Records provided:

[Start of Attachment]

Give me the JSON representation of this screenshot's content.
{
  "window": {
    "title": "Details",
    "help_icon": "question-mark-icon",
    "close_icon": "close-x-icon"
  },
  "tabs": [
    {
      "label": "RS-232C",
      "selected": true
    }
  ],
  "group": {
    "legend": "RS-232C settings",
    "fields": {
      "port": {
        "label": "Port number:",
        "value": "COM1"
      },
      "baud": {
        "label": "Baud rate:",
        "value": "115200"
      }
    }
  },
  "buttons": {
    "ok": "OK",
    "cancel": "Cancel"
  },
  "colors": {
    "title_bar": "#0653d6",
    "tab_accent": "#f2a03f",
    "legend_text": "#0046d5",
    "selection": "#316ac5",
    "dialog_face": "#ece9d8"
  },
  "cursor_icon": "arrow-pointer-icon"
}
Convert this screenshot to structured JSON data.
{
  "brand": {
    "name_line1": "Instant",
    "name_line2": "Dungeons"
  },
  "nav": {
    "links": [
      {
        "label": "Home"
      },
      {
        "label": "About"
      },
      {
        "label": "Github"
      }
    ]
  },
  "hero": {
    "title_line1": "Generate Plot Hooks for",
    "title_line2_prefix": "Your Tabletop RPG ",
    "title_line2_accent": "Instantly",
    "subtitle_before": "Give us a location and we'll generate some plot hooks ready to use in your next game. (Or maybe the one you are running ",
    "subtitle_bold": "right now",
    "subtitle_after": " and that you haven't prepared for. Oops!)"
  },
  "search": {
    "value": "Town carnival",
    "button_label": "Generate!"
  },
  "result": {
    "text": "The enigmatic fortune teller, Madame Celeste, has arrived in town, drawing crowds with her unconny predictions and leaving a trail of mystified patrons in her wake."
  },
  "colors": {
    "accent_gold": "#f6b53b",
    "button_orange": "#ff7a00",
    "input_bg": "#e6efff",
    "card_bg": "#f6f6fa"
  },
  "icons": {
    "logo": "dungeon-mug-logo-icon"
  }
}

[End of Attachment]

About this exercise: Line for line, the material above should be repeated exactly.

Answer below:
Give me the JSON representation of this screenshot's content.
{
  "window": {
    "title": "Details",
    "help_icon": "question-mark-icon",
    "close_icon": "close-x-icon"
  },
  "tabs": [
    {
      "label": "RS-232C",
      "selected": true
    }
  ],
  "group": {
    "legend": "RS-232C settings",
    "fields": {
      "port": {
        "label": "Port number:",
        "value": "COM1"
      },
      "baud": {
        "label": "Baud rate:",
        "value": "115200"
      }
    }
  },
  "buttons": {
    "ok": "OK",
    "cancel": "Cancel"
  },
  "colors": {
    "title_bar": "#0653d6",
    "tab_accent": "#f2a03f",
    "legend_text": "#0046d5",
    "selection": "#316ac5",
    "dialog_face": "#ece9d8"
  },
  "cursor_icon": "arrow-pointer-icon"
}
Convert this screenshot to structured JSON data.
{
  "brand": {
    "name_line1": "Instant",
    "name_line2": "Dungeons"
  },
  "nav": {
    "links": [
      {
        "label": "Home"
      },
      {
        "label": "About"
      },
      {
        "label": "Github"
      }
    ]
  },
  "hero": {
    "title_line1": "Generate Plot Hooks for",
    "title_line2_prefix": "Your Tabletop RPG ",
    "title_line2_accent": "Instantly",
    "subtitle_before": "Give us a location and we'll generate some plot hooks ready to use in your next game. (Or maybe the one you are running ",
    "subtitle_bold": "right now",
    "subtitle_after": " and that you haven't prepared for. Oops!)"
  },
  "search": {
    "value": "Town carnival",
    "button_label": "Generate!"
  },
  "result": {
    "text": "The enigmatic fortune teller, Madame Celeste, has arrived in town, drawing crowds with her unconny predictions and leaving a trail of mystified patrons in her wake."
  },
  "colors": {
    "accent_gold": "#f6b53b",
    "button_orange": "#ff7a00",
    "input_bg": "#e6efff",
    "card_bg": "#f6f6fa"
  },
  "icons": {
    "logo": "dungeon-mug-logo-icon"
  }
}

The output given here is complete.